I was not introduced to Google Drive until I entered the blogging world, and I have realized that I was missing out on a wonderful free technology resource for teachers!
When school started this year, it became apparent in my building that very few people knew what Google Drive was. Some teachers are still only using it for things that they absolutely have to, such as lesson plans.
This wonderful website and free app can enhance the learning environment in so many ways. I wanted to share some of the wonderful ways that it can be incorporated in the classroom.
To access Google Drive, you do have to use an email address. This could be an issue for young children, but it could be accessed with parent permission and their email. Whether used with coworkers, parents or students, there is so much to offer for free! Here are some ideas:
1. Share lesson plans with coworkers and/or administrators – These could be uploaded or they could be written in a shared document that everyone can edit. This would be a great way to collaborate co-teaching plans for a special education teacher and a general education teacher.
2. Collaborative projects – Documents can all be shared, so it is a great way for teams to work together on projects. It will keep information much more organized than corresponding through emails or writing.
3. Collecting Data – Forms can be created for people to fill out to collect data. The data can be organized in a spreadsheet automatically.

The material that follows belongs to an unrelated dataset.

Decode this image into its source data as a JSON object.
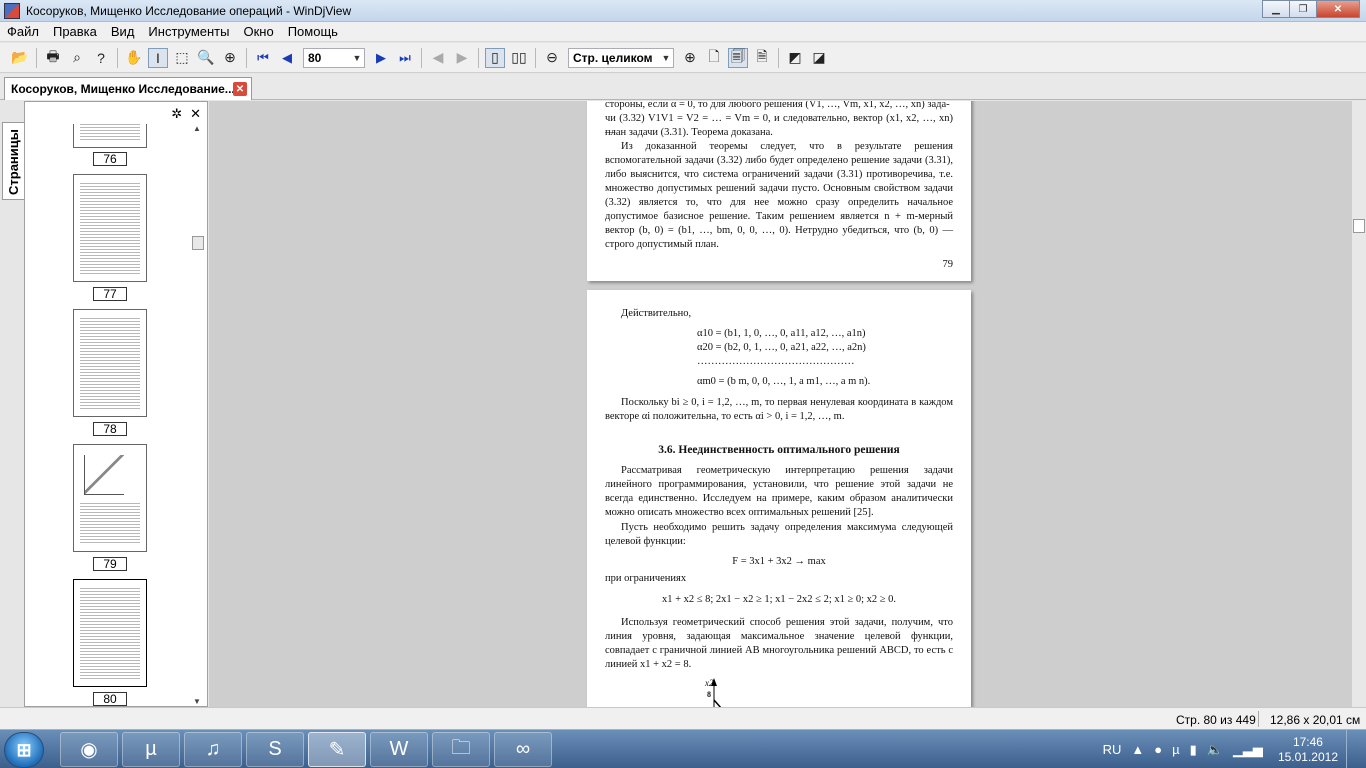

4. Organization – Whether keeping track of assignments, dates, or anything else, Google Drive can help with organizing.
5. Sharing Documents Easily – With the free Google Drive app, a document can be scanned and uploaded quickly. This is an easy way to share documents. Scan a newspaper or magazine story to easily share with a class or group.
6. Editing Writing – Students can type their writing assignment into a Google Drive document, and then a teacher will be able to edit and enter typed notes into the document easily. This saves paper, and it is a great way to work on the writing process. Students can even work collaboratively on writing.
7. Collaborative Brainstorming – Brainstorming Maps can be completed as a visual representation for any task.
8. Self-grading quizzes – A quiz can be set up as a form, and then the spreadsheet can be formatted to score the quizzes for you.
9. Presentations – Slide presentations can be made and shared on any subject.
10. Note Taking – Does your hand get in the way when you are writing notes on a projector? Project your document, and then type directly into it for students to be able to see and copy down.
These are only a few ways that Google Drive can be used.
Doctopus is a wonderful app script for Google Drive that allows a teacher to easily share and organize documents with students.
When not working collaboratively on one document, Doctopus allows students to each have their own copy of the document.
It takes a bit to setup, so I am including a video to help you.
A quick Google search will bring you to other how to videos and documents for using different parts of Google Drive.
I know that it has changed how I do many things in the classroom. I love how easy it is to share work with students online. Work can easily be shared with parents for viewing also.
Do you use Google Drive in your classroom? What ideas would you add to this list?
Heather Salsman is a Special Education Inclusion Teacher from Indiana. She blogs at Teaching Through Turbulence about behavior management and differentiation.